By Caitlyn Spencer

Some may be surprised to discover that just as much research, blood and tears can go into a novel as into an academic tome, but for Suzette Mayr, associate professor in English, penning her novel Monoceros meant thorough research from many angles.

It’s paid off: this month Mayr was one of five professors to receive one of the Faculty of Arts’s inaugural Distinguished Research Awards.

“I did two main strands of research,” she says. “First, I looked at suicide in general, at statistics around suicide, the psychology of people who commit it, and the psychology of those left behind. The second strand revolved around what I would need to do to set this book in Calgary.”

Monoceros covers the suicide of a gay teen at a Calgary Catholic high school from an unusual angle, focusing on characters who weren’t close to the victim. For Mayr, this departure from the traditional focus on suicide victims and their immediate families was deliberate.

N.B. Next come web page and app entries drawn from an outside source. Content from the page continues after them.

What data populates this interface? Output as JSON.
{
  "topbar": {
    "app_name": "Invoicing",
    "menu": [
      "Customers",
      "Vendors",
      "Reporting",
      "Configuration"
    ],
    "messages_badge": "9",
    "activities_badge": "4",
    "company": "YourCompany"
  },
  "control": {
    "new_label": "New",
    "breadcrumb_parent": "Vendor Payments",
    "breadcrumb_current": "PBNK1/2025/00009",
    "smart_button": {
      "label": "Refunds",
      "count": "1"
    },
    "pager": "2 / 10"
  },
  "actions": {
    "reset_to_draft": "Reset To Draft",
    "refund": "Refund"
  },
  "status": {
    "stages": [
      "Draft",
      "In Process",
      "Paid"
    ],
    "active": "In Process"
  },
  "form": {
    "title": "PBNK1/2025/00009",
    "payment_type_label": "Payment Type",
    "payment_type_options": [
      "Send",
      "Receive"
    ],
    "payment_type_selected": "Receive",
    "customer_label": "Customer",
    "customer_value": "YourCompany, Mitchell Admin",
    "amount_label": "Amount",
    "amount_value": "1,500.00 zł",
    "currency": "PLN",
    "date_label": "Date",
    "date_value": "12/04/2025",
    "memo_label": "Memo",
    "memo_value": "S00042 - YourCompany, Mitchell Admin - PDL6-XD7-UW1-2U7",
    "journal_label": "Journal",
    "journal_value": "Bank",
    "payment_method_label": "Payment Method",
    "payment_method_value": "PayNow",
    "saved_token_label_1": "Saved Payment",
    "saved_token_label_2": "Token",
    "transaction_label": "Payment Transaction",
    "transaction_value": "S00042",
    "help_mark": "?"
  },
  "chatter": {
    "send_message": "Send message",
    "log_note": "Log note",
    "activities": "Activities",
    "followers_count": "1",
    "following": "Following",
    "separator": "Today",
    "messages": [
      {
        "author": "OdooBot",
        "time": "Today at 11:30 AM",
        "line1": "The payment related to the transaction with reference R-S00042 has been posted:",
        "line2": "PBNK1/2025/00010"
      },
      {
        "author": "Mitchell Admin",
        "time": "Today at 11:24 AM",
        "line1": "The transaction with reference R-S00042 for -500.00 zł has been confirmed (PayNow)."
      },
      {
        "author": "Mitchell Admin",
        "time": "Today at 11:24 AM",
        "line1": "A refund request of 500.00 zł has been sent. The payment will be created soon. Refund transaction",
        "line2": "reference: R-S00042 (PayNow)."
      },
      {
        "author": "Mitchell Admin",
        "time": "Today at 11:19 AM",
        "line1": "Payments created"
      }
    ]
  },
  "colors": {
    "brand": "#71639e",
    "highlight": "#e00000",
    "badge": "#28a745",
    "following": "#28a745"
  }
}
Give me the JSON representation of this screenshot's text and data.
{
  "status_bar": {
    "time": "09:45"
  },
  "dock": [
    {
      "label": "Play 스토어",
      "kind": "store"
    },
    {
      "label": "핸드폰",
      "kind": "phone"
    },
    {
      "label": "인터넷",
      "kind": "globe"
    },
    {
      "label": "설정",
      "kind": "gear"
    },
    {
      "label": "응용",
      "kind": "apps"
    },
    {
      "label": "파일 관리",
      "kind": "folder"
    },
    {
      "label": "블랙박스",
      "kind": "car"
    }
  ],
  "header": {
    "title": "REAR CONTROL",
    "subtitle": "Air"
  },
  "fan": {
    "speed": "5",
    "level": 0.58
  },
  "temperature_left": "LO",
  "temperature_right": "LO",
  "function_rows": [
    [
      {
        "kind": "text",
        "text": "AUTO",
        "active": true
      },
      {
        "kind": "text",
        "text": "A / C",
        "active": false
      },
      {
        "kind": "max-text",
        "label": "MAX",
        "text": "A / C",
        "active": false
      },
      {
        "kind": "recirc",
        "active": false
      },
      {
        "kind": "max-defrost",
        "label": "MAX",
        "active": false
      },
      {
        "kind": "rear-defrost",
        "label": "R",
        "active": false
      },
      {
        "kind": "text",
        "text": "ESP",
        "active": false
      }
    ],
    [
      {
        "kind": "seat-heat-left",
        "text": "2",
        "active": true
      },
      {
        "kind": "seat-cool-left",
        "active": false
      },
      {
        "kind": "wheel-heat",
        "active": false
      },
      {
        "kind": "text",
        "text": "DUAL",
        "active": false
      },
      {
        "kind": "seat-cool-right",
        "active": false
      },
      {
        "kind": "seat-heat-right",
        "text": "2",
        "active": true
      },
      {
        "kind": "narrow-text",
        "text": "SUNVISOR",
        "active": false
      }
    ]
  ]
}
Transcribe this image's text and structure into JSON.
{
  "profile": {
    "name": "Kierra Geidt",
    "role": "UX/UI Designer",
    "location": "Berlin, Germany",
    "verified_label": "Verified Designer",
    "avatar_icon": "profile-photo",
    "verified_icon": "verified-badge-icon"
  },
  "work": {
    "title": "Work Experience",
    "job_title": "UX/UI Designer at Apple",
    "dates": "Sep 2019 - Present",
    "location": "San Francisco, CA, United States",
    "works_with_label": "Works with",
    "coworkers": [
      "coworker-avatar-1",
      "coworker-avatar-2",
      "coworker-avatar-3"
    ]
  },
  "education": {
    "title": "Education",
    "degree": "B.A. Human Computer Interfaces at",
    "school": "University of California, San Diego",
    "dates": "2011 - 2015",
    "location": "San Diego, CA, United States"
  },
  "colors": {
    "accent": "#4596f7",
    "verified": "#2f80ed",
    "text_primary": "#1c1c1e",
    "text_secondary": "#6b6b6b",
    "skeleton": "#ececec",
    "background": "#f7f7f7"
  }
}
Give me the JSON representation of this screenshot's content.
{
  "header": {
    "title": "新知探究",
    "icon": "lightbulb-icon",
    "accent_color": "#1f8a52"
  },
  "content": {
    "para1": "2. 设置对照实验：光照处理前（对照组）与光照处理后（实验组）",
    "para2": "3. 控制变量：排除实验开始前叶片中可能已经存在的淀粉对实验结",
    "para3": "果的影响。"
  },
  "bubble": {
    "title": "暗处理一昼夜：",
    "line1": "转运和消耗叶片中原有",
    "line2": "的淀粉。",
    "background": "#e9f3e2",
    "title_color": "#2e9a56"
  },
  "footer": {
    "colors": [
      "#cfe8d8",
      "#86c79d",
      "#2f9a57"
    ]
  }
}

“I looked at novels about suicide and trauma and tried to figure out where mine would fit in,” Mayr explains. “I found that they concentrate on the victim and close friends and family. But suicides brought on by homophobic bullying aren’t just about one person. They’re about homophobia in general, and bullying in general. We’re all affected by it.”

Mayr’s sources for Monoceros ranged from studies of the demographics of suicide in Alberta to news stories on teen suicides to Prayers for Bobby, a non-fiction book written from the point of view of a fundamentalist Christian mother whose son committed suicide after his family rejected him for being gay.

“I wanted to do right by the parents,” she says. “I didn’t want to give a phony portrayal or seem flippant.” In that interest, Mayr also consulted her friends with teenaged children and even the occasional teenager to ensure a faithful depiction of 21st century 17-year-olds.

“I remember being a teen quite clearly, but this contemporary landscape is different,” she says. Mayr revised draft after draft in her quest to accurately represent contemporary use of technology and the schoolyard vernacular. “In some of the early drafts,” she says, “I had 17-year-olds talking like 42-year-olds.”

Monoceros has seen numerous accolades since its publication last year, making the Giller Prize longlist and the Globe and Mail’s list of the Top 100 Books of 2011.